_EXERCISE INSTRUCTIONS:_ Which lines below hold the word "final"? Copy all of them.

Start of RECORDS TO PROCESS

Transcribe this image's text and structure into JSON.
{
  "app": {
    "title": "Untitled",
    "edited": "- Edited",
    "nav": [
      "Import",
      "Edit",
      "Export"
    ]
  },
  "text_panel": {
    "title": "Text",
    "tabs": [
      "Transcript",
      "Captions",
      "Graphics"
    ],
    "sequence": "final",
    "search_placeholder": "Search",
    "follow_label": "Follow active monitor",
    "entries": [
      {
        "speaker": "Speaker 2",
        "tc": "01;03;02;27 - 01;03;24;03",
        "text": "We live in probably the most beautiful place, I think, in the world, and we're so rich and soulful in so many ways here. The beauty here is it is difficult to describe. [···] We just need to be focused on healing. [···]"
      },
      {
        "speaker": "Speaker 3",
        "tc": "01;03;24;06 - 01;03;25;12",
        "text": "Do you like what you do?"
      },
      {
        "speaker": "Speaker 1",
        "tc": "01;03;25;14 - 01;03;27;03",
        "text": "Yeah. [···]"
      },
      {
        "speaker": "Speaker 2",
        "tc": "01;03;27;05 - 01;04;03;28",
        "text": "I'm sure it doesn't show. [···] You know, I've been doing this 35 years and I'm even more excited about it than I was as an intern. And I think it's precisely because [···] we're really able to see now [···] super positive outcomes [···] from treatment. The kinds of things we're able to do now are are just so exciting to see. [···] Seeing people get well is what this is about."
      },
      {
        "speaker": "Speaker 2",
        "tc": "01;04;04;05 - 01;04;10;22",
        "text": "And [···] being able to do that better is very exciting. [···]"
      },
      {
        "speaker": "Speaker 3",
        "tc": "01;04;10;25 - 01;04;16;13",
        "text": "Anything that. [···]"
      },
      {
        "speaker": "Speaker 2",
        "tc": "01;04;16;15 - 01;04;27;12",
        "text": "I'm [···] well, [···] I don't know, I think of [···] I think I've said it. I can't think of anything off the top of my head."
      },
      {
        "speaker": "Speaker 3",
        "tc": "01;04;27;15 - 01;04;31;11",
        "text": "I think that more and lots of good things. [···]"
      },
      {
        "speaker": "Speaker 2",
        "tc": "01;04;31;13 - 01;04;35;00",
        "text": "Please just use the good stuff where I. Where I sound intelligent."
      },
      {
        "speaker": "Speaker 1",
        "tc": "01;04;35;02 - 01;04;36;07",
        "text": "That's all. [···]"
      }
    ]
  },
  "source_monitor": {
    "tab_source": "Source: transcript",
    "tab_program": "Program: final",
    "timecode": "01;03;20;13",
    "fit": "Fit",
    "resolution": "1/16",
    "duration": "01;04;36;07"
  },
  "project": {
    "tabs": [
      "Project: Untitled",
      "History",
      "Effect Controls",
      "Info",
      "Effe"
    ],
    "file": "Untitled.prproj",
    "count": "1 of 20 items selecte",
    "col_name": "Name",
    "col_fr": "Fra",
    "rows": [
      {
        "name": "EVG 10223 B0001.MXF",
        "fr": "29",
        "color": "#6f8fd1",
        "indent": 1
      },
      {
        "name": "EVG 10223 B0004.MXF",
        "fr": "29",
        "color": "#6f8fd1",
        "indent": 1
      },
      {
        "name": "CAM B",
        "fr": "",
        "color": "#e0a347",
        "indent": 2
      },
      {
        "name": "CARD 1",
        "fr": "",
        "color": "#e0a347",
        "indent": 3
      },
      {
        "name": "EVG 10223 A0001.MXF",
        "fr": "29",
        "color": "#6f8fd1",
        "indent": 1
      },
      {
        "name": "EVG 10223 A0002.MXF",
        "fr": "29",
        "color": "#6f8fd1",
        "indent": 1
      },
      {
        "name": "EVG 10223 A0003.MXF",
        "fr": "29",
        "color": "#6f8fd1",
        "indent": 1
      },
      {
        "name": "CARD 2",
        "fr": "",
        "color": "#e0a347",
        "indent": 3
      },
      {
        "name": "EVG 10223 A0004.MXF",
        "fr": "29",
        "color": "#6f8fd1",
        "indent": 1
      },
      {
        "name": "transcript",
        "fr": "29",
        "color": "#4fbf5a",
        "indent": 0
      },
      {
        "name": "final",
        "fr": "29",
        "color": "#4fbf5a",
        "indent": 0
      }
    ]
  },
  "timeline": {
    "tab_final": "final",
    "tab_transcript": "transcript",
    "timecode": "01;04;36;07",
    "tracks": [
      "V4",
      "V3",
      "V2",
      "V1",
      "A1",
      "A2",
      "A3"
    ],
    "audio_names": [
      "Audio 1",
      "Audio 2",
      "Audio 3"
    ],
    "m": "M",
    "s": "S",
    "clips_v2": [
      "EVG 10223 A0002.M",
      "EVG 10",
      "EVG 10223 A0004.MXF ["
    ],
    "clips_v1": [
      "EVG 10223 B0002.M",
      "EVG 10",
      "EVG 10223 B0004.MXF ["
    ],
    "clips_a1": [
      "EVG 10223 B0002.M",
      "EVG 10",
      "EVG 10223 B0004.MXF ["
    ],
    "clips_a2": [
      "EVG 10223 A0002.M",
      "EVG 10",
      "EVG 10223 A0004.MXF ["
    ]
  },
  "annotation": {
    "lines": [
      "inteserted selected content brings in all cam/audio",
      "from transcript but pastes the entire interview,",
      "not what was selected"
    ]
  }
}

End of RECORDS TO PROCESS

_RESPONSE TO THE TASK:_
    "sequence": "final",
    "tab_program": "Program: final",
        "name": "final",
    "tab_final": "final",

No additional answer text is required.